#### TASK MATERIAL ####

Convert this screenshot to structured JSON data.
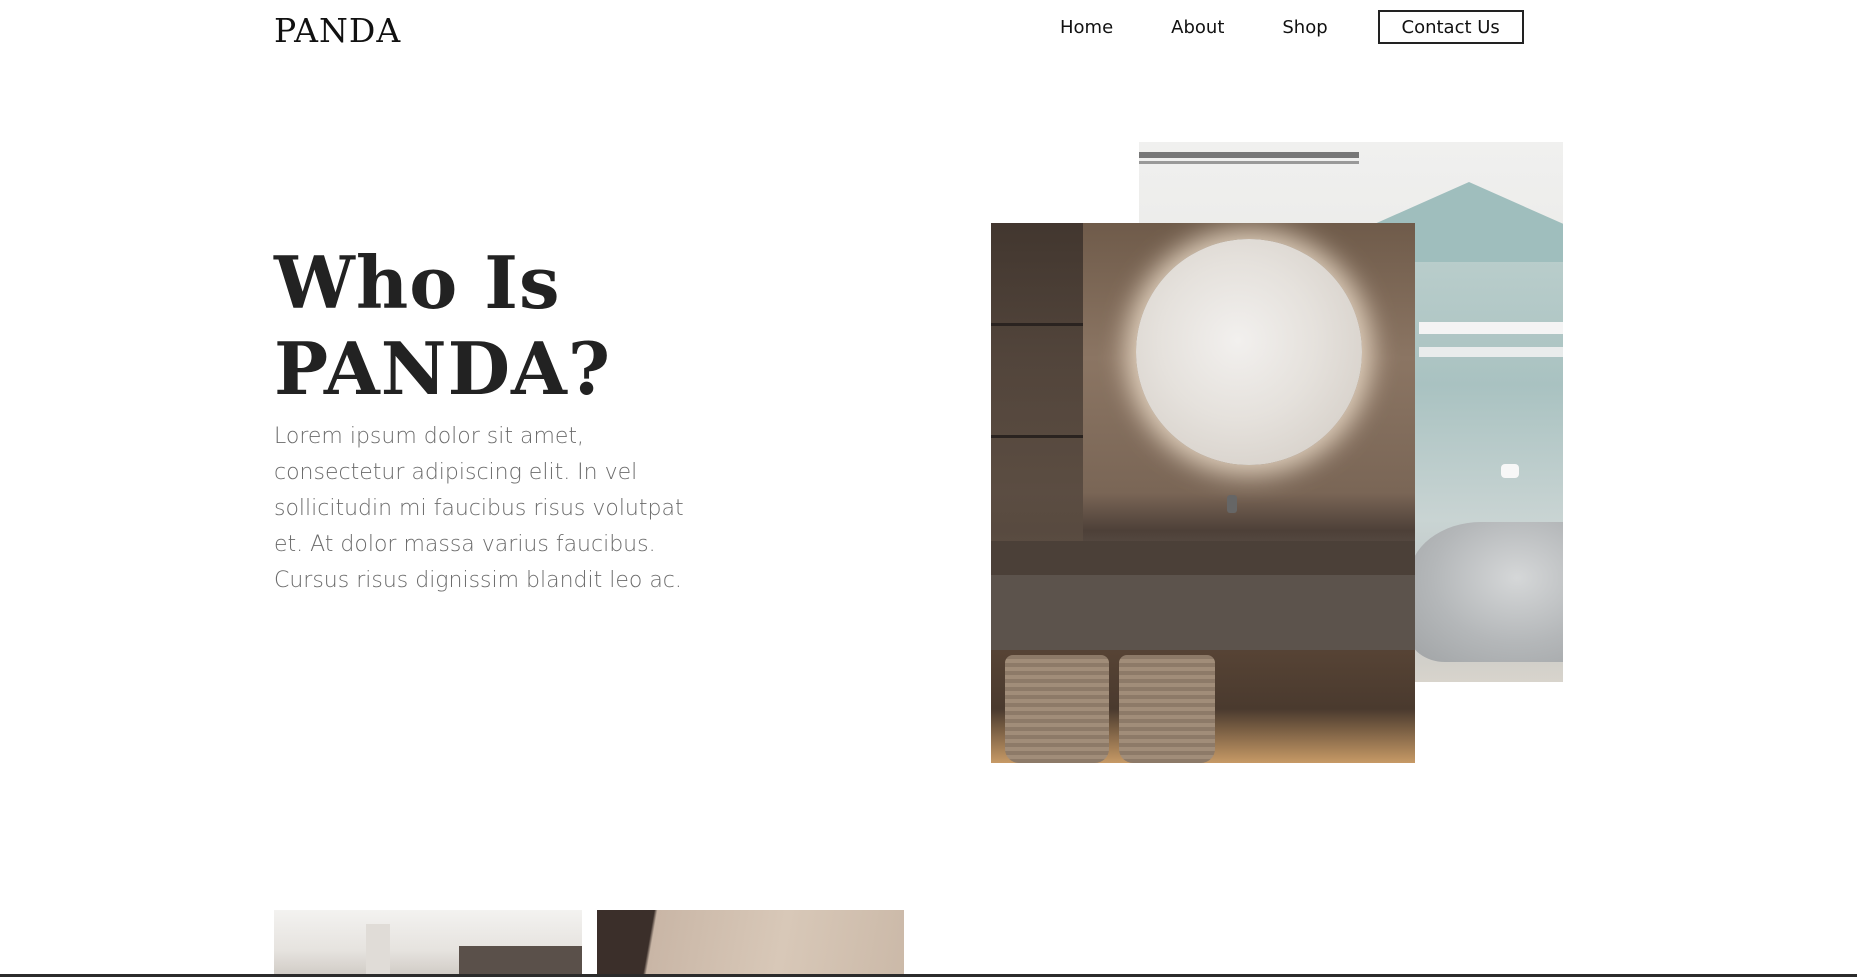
{
  "header": {
    "logo": "PANDA",
    "nav": [
      "Home",
      "About",
      "Shop"
    ],
    "contact_label": "Contact Us"
  },
  "hero": {
    "title_line1": "Who Is",
    "title_line2": "PANDA?",
    "body": "Lorem ipsum dolor sit amet, consectetur adipiscing elit. In vel sollicitudin mi faucibus risus volutpat et. At dolor massa varius faucibus. Cursus risus dignissim blandit leo ac."
  },
  "images": {
    "back": "bedroom-photo",
    "front": "bathroom-mirror-photo",
    "thumb1": "living-room-photo",
    "thumb2": "interior-photo"
  },
  "colors": {
    "text": "#222222",
    "body_text": "#6b6b6b",
    "background": "#ffffff"
  }
}
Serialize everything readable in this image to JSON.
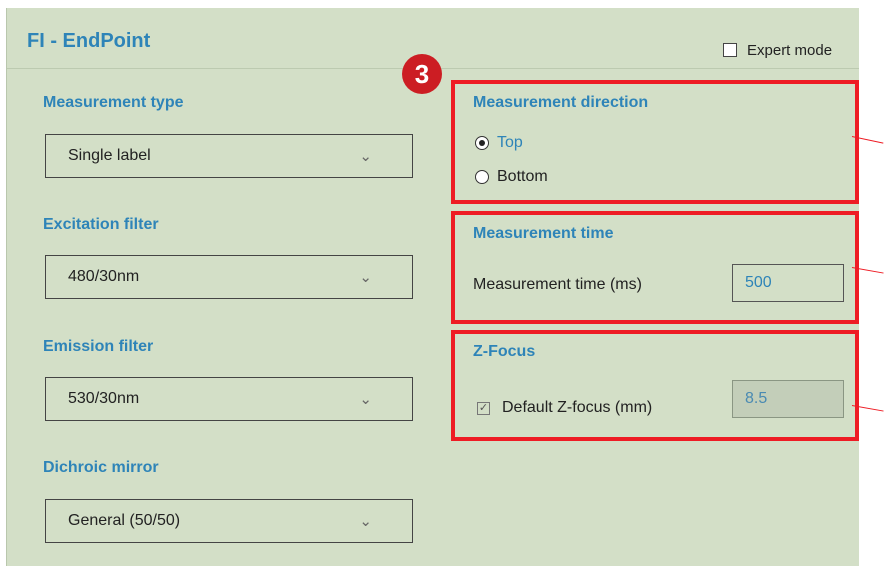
{
  "panel": {
    "title": "FI - EndPoint",
    "expert_mode_label": "Expert mode",
    "expert_mode_checked": false
  },
  "left_fields": [
    {
      "label": "Measurement type",
      "value": "Single label"
    },
    {
      "label": "Excitation filter",
      "value": "480/30nm"
    },
    {
      "label": "Emission filter",
      "value": "530/30nm"
    },
    {
      "label": "Dichroic mirror",
      "value": "General (50/50)"
    }
  ],
  "callout": {
    "number": "3",
    "highlight_color": "#ee1c24"
  },
  "direction": {
    "label": "Measurement direction",
    "options": [
      "Top",
      "Bottom"
    ],
    "selected": "Top"
  },
  "time": {
    "label": "Measurement time",
    "field_label": "Measurement time (ms)",
    "value": "500"
  },
  "zfocus": {
    "label": "Z-Focus",
    "checkbox_label": "Default Z-focus (mm)",
    "checked": true,
    "value": "8.5"
  },
  "colors": {
    "panel_bg": "#d3dfc7",
    "accent_blue": "#2e84b8",
    "badge_red": "#cc1d23"
  }
}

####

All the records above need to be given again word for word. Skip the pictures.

Convert this screenshot to structured JSON data.
{
  "header": {
    "logo": "PANDA",
    "nav": [
      "Home",
      "About",
      "Shop"
    ],
    "contact_label": "Contact Us"
  },
  "hero": {
    "title_line1": "Who Is",
    "title_line2": "PANDA?",
    "body": "Lorem ipsum dolor sit amet, consectetur adipiscing elit. In vel sollicitudin mi faucibus risus volutpat et. At dolor massa varius faucibus. Cursus risus dignissim blandit leo ac."
  },
  "images": {
    "back": "bedroom-photo",
    "front": "bathroom-mirror-photo",
    "thumb1": "living-room-photo",
    "thumb2": "interior-photo"
  },
  "colors": {
    "text": "#222222",
    "body_text": "#6b6b6b",
    "background": "#ffffff"
  }
}
Serialize everything readable in this image to JSON.
{
  "panel": {
    "title": "FI - EndPoint",
    "expert_mode_label": "Expert mode",
    "expert_mode_checked": false
  },
  "left_fields": [
    {
      "label": "Measurement type",
      "value": "Single label"
    },
    {
      "label": "Excitation filter",
      "value": "480/30nm"
    },
    {
      "label": "Emission filter",
      "value": "530/30nm"
    },
    {
      "label": "Dichroic mirror",
      "value": "General (50/50)"
    }
  ],
  "callout": {
    "number": "3",
    "highlight_color": "#ee1c24"
  },
  "direction": {
    "label": "Measurement direction",
    "options": [
      "Top",
      "Bottom"
    ],
    "selected": "Top"
  },
  "time": {
    "label": "Measurement time",
    "field_label": "Measurement time (ms)",
    "value": "500"
  },
  "zfocus": {
    "label": "Z-Focus",
    "checkbox_label": "Default Z-focus (mm)",
    "checked": true,
    "value": "8.5"
  },
  "colors": {
    "panel_bg": "#d3dfc7",
    "accent_blue": "#2e84b8",
    "badge_red": "#cc1d23"
  }
}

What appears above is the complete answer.